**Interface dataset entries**
....
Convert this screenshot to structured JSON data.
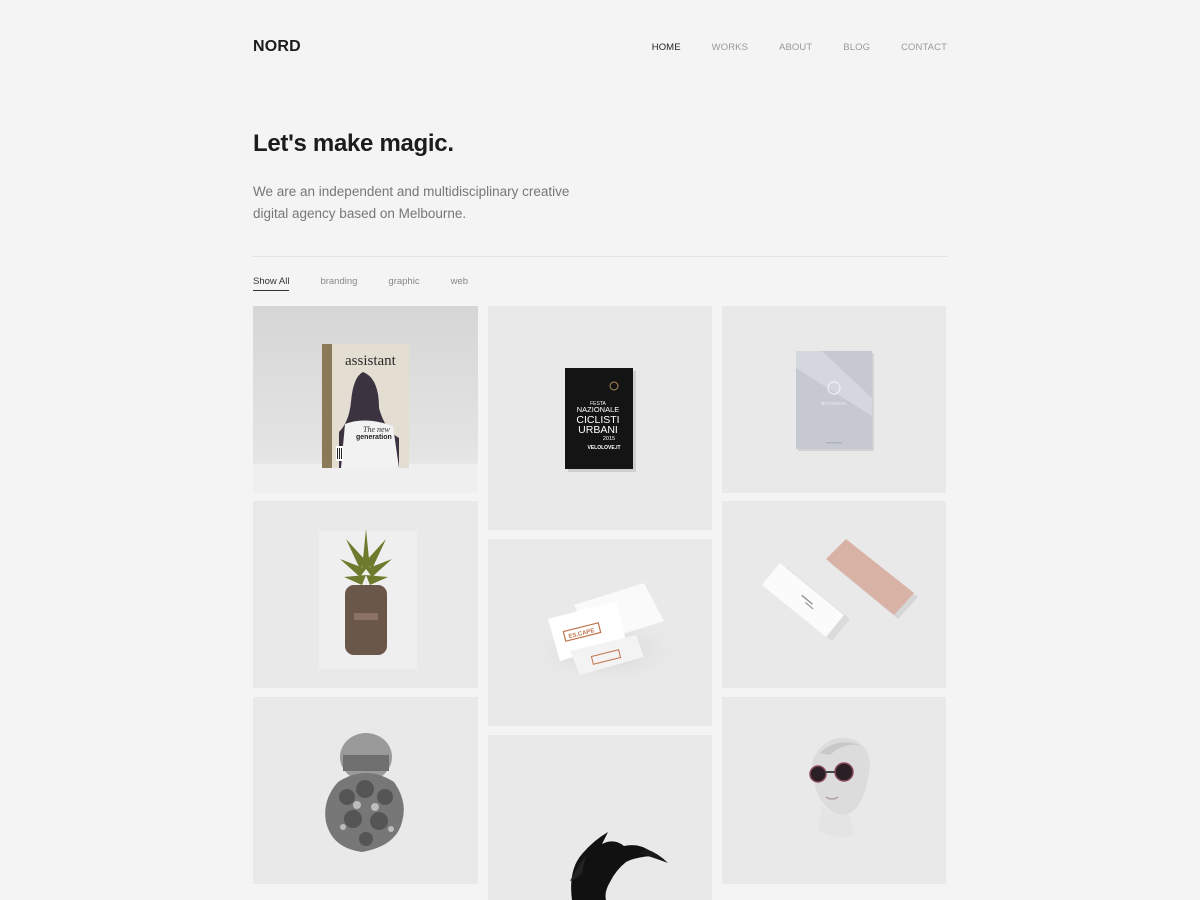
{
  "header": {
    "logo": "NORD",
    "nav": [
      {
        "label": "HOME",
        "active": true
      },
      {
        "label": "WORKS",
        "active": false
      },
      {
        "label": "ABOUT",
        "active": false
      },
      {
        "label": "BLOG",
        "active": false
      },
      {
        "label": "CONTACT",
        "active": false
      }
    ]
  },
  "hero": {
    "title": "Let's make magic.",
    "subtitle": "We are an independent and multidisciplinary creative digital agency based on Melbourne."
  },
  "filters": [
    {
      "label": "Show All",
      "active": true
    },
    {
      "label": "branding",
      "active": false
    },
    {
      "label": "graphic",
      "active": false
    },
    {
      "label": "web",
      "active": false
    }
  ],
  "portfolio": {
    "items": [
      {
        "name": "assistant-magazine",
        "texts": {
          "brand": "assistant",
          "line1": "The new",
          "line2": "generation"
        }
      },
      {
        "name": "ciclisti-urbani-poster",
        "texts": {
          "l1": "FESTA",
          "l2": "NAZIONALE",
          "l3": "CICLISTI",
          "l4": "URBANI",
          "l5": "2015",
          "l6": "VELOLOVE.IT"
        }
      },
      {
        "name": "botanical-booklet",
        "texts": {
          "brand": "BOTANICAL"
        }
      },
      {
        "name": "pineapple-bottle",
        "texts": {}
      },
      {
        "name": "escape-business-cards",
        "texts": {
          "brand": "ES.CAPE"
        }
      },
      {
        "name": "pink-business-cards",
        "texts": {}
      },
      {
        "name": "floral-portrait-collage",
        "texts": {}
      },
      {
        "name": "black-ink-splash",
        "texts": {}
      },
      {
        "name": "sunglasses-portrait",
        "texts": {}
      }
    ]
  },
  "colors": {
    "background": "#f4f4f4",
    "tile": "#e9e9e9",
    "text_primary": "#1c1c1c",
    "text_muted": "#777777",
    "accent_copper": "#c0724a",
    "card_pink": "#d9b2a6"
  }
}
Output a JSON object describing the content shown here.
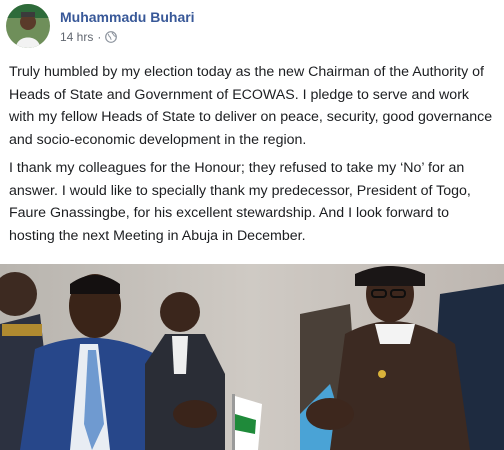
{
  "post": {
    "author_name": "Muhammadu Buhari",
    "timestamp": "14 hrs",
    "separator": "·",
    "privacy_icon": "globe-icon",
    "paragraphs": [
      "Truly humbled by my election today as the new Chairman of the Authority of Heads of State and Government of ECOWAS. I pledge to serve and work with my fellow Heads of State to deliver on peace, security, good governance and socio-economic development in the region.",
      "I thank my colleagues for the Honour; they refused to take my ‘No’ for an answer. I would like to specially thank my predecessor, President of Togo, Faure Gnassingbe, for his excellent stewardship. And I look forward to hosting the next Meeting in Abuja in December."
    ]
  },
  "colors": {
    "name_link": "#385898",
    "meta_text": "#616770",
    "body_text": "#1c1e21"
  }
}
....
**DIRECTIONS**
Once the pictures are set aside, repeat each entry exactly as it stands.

**RESULT**
Convert this screenshot to structured JSON data.
{
  "header": {
    "logo": "NORD",
    "nav": [
      {
        "label": "HOME",
        "active": true
      },
      {
        "label": "WORKS",
        "active": false
      },
      {
        "label": "ABOUT",
        "active": false
      },
      {
        "label": "BLOG",
        "active": false
      },
      {
        "label": "CONTACT",
        "active": false
      }
    ]
  },
  "hero": {
    "title": "Let's make magic.",
    "subtitle": "We are an independent and multidisciplinary creative digital agency based on Melbourne."
  },
  "filters": [
    {
      "label": "Show All",
      "active": true
    },
    {
      "label": "branding",
      "active": false
    },
    {
      "label": "graphic",
      "active": false
    },
    {
      "label": "web",
      "active": false
    }
  ],
  "portfolio": {
    "items": [
      {
        "name": "assistant-magazine",
        "texts": {
          "brand": "assistant",
          "line1": "The new",
          "line2": "generation"
        }
      },
      {
        "name": "ciclisti-urbani-poster",
        "texts": {
          "l1": "FESTA",
          "l2": "NAZIONALE",
          "l3": "CICLISTI",
          "l4": "URBANI",
          "l5": "2015",
          "l6": "VELOLOVE.IT"
        }
      },
      {
        "name": "botanical-booklet",
        "texts": {
          "brand": "BOTANICAL"
        }
      },
      {
        "name": "pineapple-bottle",
        "texts": {}
      },
      {
        "name": "escape-business-cards",
        "texts": {
          "brand": "ES.CAPE"
        }
      },
      {
        "name": "pink-business-cards",
        "texts": {}
      },
      {
        "name": "floral-portrait-collage",
        "texts": {}
      },
      {
        "name": "black-ink-splash",
        "texts": {}
      },
      {
        "name": "sunglasses-portrait",
        "texts": {}
      }
    ]
  },
  "colors": {
    "background": "#f4f4f4",
    "tile": "#e9e9e9",
    "text_primary": "#1c1c1c",
    "text_muted": "#777777",
    "accent_copper": "#c0724a",
    "card_pink": "#d9b2a6"
  }
}
Output a JSON object describing the content shown here.
{
  "post": {
    "author_name": "Muhammadu Buhari",
    "timestamp": "14 hrs",
    "separator": "·",
    "privacy_icon": "globe-icon",
    "paragraphs": [
      "Truly humbled by my election today as the new Chairman of the Authority of Heads of State and Government of ECOWAS. I pledge to serve and work with my fellow Heads of State to deliver on peace, security, good governance and socio-economic development in the region.",
      "I thank my colleagues for the Honour; they refused to take my ‘No’ for an answer. I would like to specially thank my predecessor, President of Togo, Faure Gnassingbe, for his excellent stewardship. And I look forward to hosting the next Meeting in Abuja in December."
    ]
  },
  "colors": {
    "name_link": "#385898",
    "meta_text": "#616770",
    "body_text": "#1c1e21"
  }
}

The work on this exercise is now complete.